Most Read: Politics

Read In

Now Viewing: People from around the country looking at Post Politics section

See what's being read across the country ›
In The Loop
Posted at 10:49 AM ET, 02/16/2012

Vitter’s return; vintage Newt; Trump trumped (read-this roundup)


Sen. David Vitter is back, talking about conscience. (Alex Wong - Getty Images)
And hey, look at that! It’s Sen. David Vitter (R-La.), who has kept a mostly low profile since his name turned up among the clients of the infamous D.C. Madam.

But our colleague Dana Milbank notes that Vitter has popped back onto radar screens — he was among the lawmakers Wednesday protesting the administration’s new birth control coverage rule. An exemption for religious organizations “may be good enough for President Obama’s conscience,” Vitter said, according to Milbank, but “it’s not good enough for the conscience of millions of Americans.”

And Newt Gingrich, presidential aspirant, might be very much in the news these days, but in a new documentary about the Clinton era, we see the old Newt whose role was presidential antagonist. Our colleague Hank Steuver reviews the PBS program and finds that Secretary of State Hilary Clinton’s hair today looks mighty similar to her ‘90s ‘do, and that Gingrich, who “isn’t interviewed in ‘Clinton,’ even though he gets lots of screen time,” plays the villain.

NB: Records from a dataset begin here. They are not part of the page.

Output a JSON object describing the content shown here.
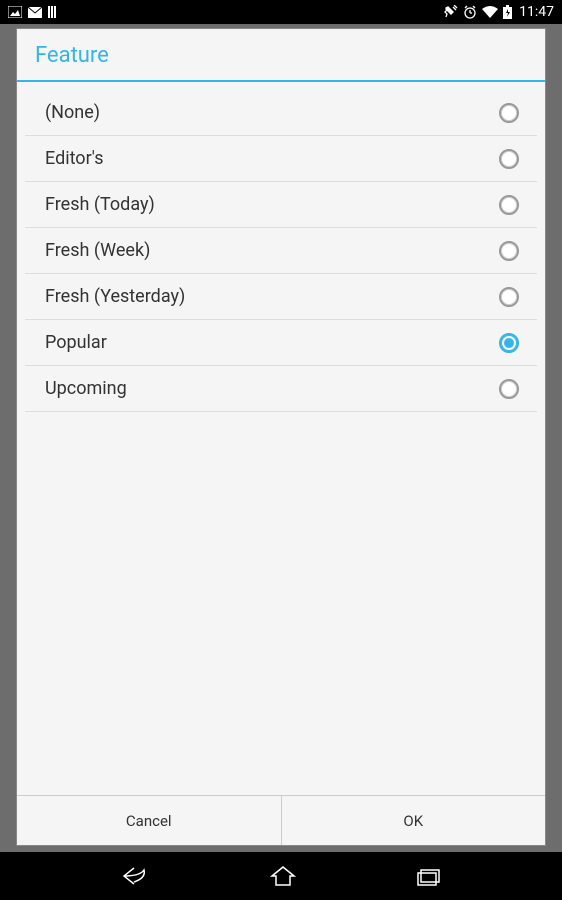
{
  "status": {
    "time": "11:47"
  },
  "dialog": {
    "title": "Feature",
    "options": [
      {
        "label": "(None)",
        "selected": false
      },
      {
        "label": "Editor's",
        "selected": false
      },
      {
        "label": "Fresh (Today)",
        "selected": false
      },
      {
        "label": "Fresh (Week)",
        "selected": false
      },
      {
        "label": "Fresh (Yesterday)",
        "selected": false
      },
      {
        "label": "Popular",
        "selected": true
      },
      {
        "label": "Upcoming",
        "selected": false
      }
    ],
    "buttons": {
      "cancel": "Cancel",
      "ok": "OK"
    }
  }
}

Elsewhere, it seems the General Services Administration played hardball with Donald Trump. As part of the contract the hotel magnate/reality star/political dabbler has to turn the Old Post Office into a luxury hotel, the Donald agreed to keep the traditional bell-ringing going, John Kelly reports.

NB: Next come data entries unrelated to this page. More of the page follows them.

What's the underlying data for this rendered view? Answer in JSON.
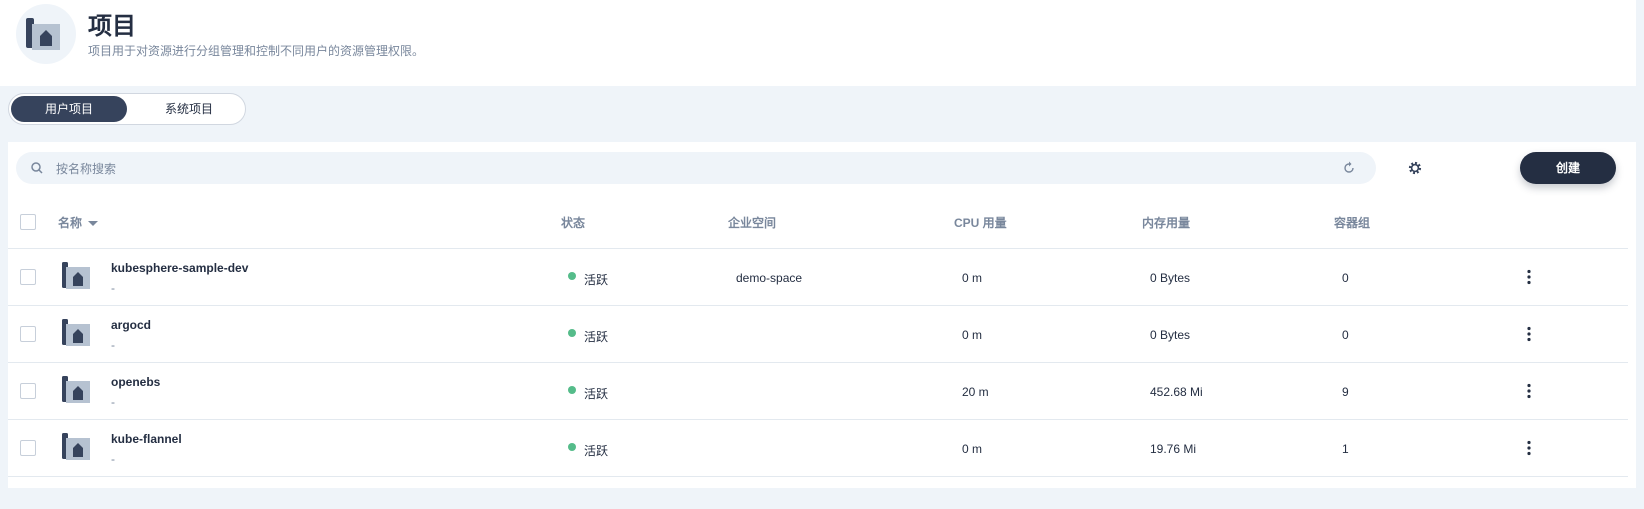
{
  "header": {
    "title": "项目",
    "description": "项目用于对资源进行分组管理和控制不同用户的资源管理权限。",
    "icon": "project-icon"
  },
  "tabs": [
    {
      "label": "用户项目",
      "active": true
    },
    {
      "label": "系统项目",
      "active": false
    }
  ],
  "toolbar": {
    "search_placeholder": "按名称搜索",
    "refresh_icon": "refresh-icon",
    "settings_icon": "gear-icon",
    "create_label": "创建"
  },
  "table": {
    "columns": [
      "名称",
      "状态",
      "企业空间",
      "CPU 用量",
      "内存用量",
      "容器组"
    ],
    "rows": [
      {
        "name": "kubesphere-sample-dev",
        "desc": "-",
        "status": "活跃",
        "workspace": "demo-space",
        "cpu": "0 m",
        "memory": "0 Bytes",
        "pods": "0"
      },
      {
        "name": "argocd",
        "desc": "-",
        "status": "活跃",
        "workspace": "",
        "cpu": "0 m",
        "memory": "0 Bytes",
        "pods": "0"
      },
      {
        "name": "openebs",
        "desc": "-",
        "status": "活跃",
        "workspace": "",
        "cpu": "20 m",
        "memory": "452.68 Mi",
        "pods": "9"
      },
      {
        "name": "kube-flannel",
        "desc": "-",
        "status": "活跃",
        "workspace": "",
        "cpu": "0 m",
        "memory": "19.76 Mi",
        "pods": "1"
      }
    ]
  },
  "colors": {
    "primary": "#242e42",
    "status_active": "#55bc8a",
    "muted_text": "#79879c",
    "background": "#eff4f9"
  }
}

And our quote of the day comes from the story Thursday by our colleague William Wan about Chinese vice president Xi Jinping’s visit to Iowa for an agricultural forum: “These summits are kind of like date night,” said Michael Green, a former White House adviser on Asia. “No matter what happens during the week — and a lot of bad things happen in U.S.-China relations — every once in a while the leaders have to get together and say: ‘I love you, man. Or if I don’t love you, at least I’m going to work with you.’”

By  |  10:49 AM ET, 02/16/2012

 
Read what others are saying
     

    © 2011 The Washington Post Company